California Senate Bill 553 (SB 553) introduces new mandates for employers across the state, requiring the implementation of a workplace violence prevention plan (WVPP). This legislation aims to enhance the safety and security of workplaces by setting clear guidelines for public and private employers alike. Here’s a friendly guide to understanding and complying with SB 553, ensuring your business stays on the right side of the law.

Applicability of SB 553

Public and Private Employers: SB 553 casts a wide net, applying to both public and private employers. The bill defines ‘employer’ to include:

  1. Private, public, or quasi-public corporations.
  2. Federal agencies, the state, state agencies, cities, counties, or districts.
  3. Any public agency within these entities.

Exceptions: Not all employers are required to comply with SB 553. Key exemptions include:

  1. Health Care Facilities, as covered by Section 3342 of Title 8 of the California Code of Regulations.
  2. Department of Corrections and Rehabilitation Facilities, in compliance with Section 3203 of Title 8.
  3. Law Enforcement Agencies, adhering to specified POST Program requirements.
  4. Teleworking Employees working from locations not controlled by the employer.
  5. Small Worksites with fewer than ten employees that are not accessible to the public.

What Does “Accessible to the Public” Mean?

While SB 553 does not explicitly define “accessible to the public,” it generally refers to worksites that can be freely entered by the public without authorization. For example:

Locked Doors and Restricted Access: A worksite with locked doors and access control
(i.e., key fob or security guard) is usually not considered accessible to the public.
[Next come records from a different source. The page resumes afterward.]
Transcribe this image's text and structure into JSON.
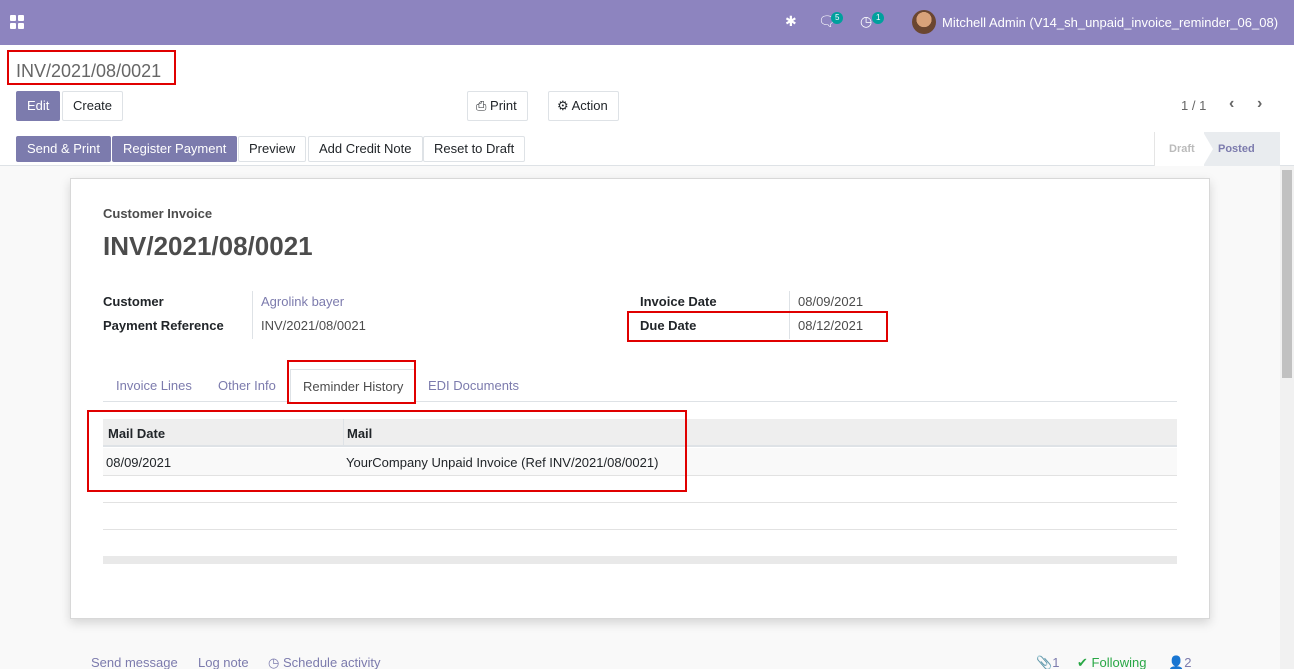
{
  "navbar": {
    "notifications": {
      "messages_count": "5",
      "activities_count": "1"
    },
    "user": "Mitchell Admin (V14_sh_unpaid_invoice_reminder_06_08)"
  },
  "breadcrumb": {
    "title": "INV/2021/08/0021"
  },
  "control": {
    "edit_label": "Edit",
    "create_label": "Create",
    "print_label": "Print",
    "action_label": "Action",
    "pager": "1 / 1"
  },
  "header_buttons": {
    "send_print": "Send & Print",
    "register_payment": "Register Payment",
    "preview": "Preview",
    "add_credit_note": "Add Credit Note",
    "reset_to_draft": "Reset to Draft"
  },
  "statusbar": {
    "draft": "Draft",
    "posted": "Posted"
  },
  "sheet": {
    "doc_type": "Customer Invoice",
    "doc_name": "INV/2021/08/0021",
    "fields": {
      "customer_label": "Customer",
      "customer_value": "Agrolink bayer",
      "payment_ref_label": "Payment Reference",
      "payment_ref_value": "INV/2021/08/0021",
      "invoice_date_label": "Invoice Date",
      "invoice_date_value": "08/09/2021",
      "due_date_label": "Due Date",
      "due_date_value": "08/12/2021"
    },
    "tabs": [
      "Invoice Lines",
      "Other Info",
      "Reminder History",
      "EDI Documents"
    ],
    "table": {
      "headers": [
        "Mail Date",
        "Mail"
      ],
      "rows": [
        {
          "mail_date": "08/09/2021",
          "mail": "YourCompany Unpaid Invoice (Ref INV/2021/08/0021)"
        }
      ]
    }
  },
  "chatter": {
    "send_message": "Send message",
    "log_note": "Log note",
    "schedule_activity": "Schedule activity",
    "attachments": "1",
    "following": "Following",
    "followers": "2"
  }
}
Employee Count: The exemption for small worksites (fewer than 10 employees) does not apply if there are 11 or more employees at the site, regardless of public accessibility.

Compliance Requirements

To comply with SB 553, employers need to take several steps:

1. Develop a Workplace Violence Prevention Plan (WVPP): Content: The WVPP must be in writing and include:

  • Names or job titles of persons responsible for the plan.
  • Procedures for employee involvement.
  • Methods to coordinate with other employers.
  • Procedures for accepting and responding to reports of workplace violence.
  • Procedures to ensure employee compliance with the plan.
  • Communication methods regarding workplace violence.
  • Emergency response procedures.
  • Training programs for employees.
  • Procedures for identifying and evaluating workplace violence hazards.
  • Procedures for correcting identified hazards.
  • Post-incident response and investigation procedures.
  • Regular review and update of the plan.

2. Maintain Records:

  • Employers must keep a violent incident log and other required records for
    specified periods.

3. Provide Training:

  • Initial and annual training must be provided to employees on the WVPP and
    workplace violence prevention.

4. Regular Review and Update:

  • The WVPP should be regularly reviewed and updated, especially after incidents or when new hazards are identified.


SB 553 places significant responsibilities on both public and private employers to ensure a safe workplace through the development and maintenance of a workplace violence prevention plan. Specific exemptions do apply, particularly for small worksites that are not accessible to the public. It is important to note, for Labor Unions, and Independent Employee Associations, such entities must also adhere to these requirements if they have ten (10) or more employees or if their worksites are accessible to the public.

Enforcement by Cal/OSHA: Cal/OSHA is tasked with enforcing SB 553. Non-compliance can result in citations and civil penalties, making it crucial for employers to implement and maintain a robust WVPP.

How GRT Can Help!

Here at GRT, we have extensive resources and expertise in policy creation and providing the necessary training to ensure your organization complies with SB 553. Our team is well-versed in developing customized workplace violence prevention plans and conducting comprehensive training sessions tailored to your specific needs. Contact us today to find out how we can assist your organization in becoming compliant and fully trained on the requirements of SB 553. Let us help you create a safer work environment for everyone!